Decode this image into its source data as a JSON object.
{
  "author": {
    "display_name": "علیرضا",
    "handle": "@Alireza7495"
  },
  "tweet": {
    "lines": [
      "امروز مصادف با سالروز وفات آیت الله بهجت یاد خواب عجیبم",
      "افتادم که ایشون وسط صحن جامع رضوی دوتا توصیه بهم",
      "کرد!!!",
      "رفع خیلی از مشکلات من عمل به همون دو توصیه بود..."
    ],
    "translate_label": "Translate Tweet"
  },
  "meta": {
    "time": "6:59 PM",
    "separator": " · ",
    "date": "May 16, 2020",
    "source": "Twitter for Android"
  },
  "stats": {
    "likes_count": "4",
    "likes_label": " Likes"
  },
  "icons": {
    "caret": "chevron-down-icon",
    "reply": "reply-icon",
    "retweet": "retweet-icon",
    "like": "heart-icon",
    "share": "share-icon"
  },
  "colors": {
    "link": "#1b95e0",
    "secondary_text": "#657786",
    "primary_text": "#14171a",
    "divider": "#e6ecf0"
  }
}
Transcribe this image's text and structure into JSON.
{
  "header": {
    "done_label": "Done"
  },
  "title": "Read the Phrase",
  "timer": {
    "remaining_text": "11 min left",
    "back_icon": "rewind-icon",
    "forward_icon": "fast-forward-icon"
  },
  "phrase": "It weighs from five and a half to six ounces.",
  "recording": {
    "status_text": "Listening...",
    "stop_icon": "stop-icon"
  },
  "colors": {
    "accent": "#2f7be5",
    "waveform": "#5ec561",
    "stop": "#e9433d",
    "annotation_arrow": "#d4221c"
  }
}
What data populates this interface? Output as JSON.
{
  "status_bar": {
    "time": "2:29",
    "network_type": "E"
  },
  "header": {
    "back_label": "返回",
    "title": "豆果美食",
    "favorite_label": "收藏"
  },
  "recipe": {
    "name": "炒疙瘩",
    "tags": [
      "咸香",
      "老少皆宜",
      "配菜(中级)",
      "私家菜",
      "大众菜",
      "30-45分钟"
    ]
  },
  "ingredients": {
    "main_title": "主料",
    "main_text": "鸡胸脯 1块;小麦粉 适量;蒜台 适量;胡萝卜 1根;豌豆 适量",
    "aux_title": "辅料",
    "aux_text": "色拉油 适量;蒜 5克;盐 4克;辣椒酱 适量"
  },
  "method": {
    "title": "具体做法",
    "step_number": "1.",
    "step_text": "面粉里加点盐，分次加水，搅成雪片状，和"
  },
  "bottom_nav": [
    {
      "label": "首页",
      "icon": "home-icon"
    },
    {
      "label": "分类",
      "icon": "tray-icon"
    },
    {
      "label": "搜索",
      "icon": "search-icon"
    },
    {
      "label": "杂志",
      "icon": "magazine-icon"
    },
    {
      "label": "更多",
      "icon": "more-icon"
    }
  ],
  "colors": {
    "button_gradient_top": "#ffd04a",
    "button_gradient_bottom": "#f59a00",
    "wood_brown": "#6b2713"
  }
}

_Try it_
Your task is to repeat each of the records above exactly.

_Response area_
Decode this image into its source data as a JSON object.
{
  "author": {
    "display_name": "علیرضا",
    "handle": "@Alireza7495"
  },
  "tweet": {
    "lines": [
      "امروز مصادف با سالروز وفات آیت الله بهجت یاد خواب عجیبم",
      "افتادم که ایشون وسط صحن جامع رضوی دوتا توصیه بهم",
      "کرد!!!",
      "رفع خیلی از مشکلات من عمل به همون دو توصیه بود..."
    ],
    "translate_label": "Translate Tweet"
  },
  "meta": {
    "time": "6:59 PM",
    "separator": " · ",
    "date": "May 16, 2020",
    "source": "Twitter for Android"
  },
  "stats": {
    "likes_count": "4",
    "likes_label": " Likes"
  },
  "icons": {
    "caret": "chevron-down-icon",
    "reply": "reply-icon",
    "retweet": "retweet-icon",
    "like": "heart-icon",
    "share": "share-icon"
  },
  "colors": {
    "link": "#1b95e0",
    "secondary_text": "#657786",
    "primary_text": "#14171a",
    "divider": "#e6ecf0"
  }
}
Transcribe this image's text and structure into JSON.
{
  "header": {
    "done_label": "Done"
  },
  "title": "Read the Phrase",
  "timer": {
    "remaining_text": "11 min left",
    "back_icon": "rewind-icon",
    "forward_icon": "fast-forward-icon"
  },
  "phrase": "It weighs from five and a half to six ounces.",
  "recording": {
    "status_text": "Listening...",
    "stop_icon": "stop-icon"
  },
  "colors": {
    "accent": "#2f7be5",
    "waveform": "#5ec561",
    "stop": "#e9433d",
    "annotation_arrow": "#d4221c"
  }
}
What data populates this interface? Output as JSON.
{
  "status_bar": {
    "time": "2:29",
    "network_type": "E"
  },
  "header": {
    "back_label": "返回",
    "title": "豆果美食",
    "favorite_label": "收藏"
  },
  "recipe": {
    "name": "炒疙瘩",
    "tags": [
      "咸香",
      "老少皆宜",
      "配菜(中级)",
      "私家菜",
      "大众菜",
      "30-45分钟"
    ]
  },
  "ingredients": {
    "main_title": "主料",
    "main_text": "鸡胸脯 1块;小麦粉 适量;蒜台 适量;胡萝卜 1根;豌豆 适量",
    "aux_title": "辅料",
    "aux_text": "色拉油 适量;蒜 5克;盐 4克;辣椒酱 适量"
  },
  "method": {
    "title": "具体做法",
    "step_number": "1.",
    "step_text": "面粉里加点盐，分次加水，搅成雪片状，和"
  },
  "bottom_nav": [
    {
      "label": "首页",
      "icon": "home-icon"
    },
    {
      "label": "分类",
      "icon": "tray-icon"
    },
    {
      "label": "搜索",
      "icon": "search-icon"
    },
    {
      "label": "杂志",
      "icon": "magazine-icon"
    },
    {
      "label": "更多",
      "icon": "more-icon"
    }
  ],
  "colors": {
    "button_gradient_top": "#ffd04a",
    "button_gradient_bottom": "#f59a00",
    "wood_brown": "#6b2713"
  }
}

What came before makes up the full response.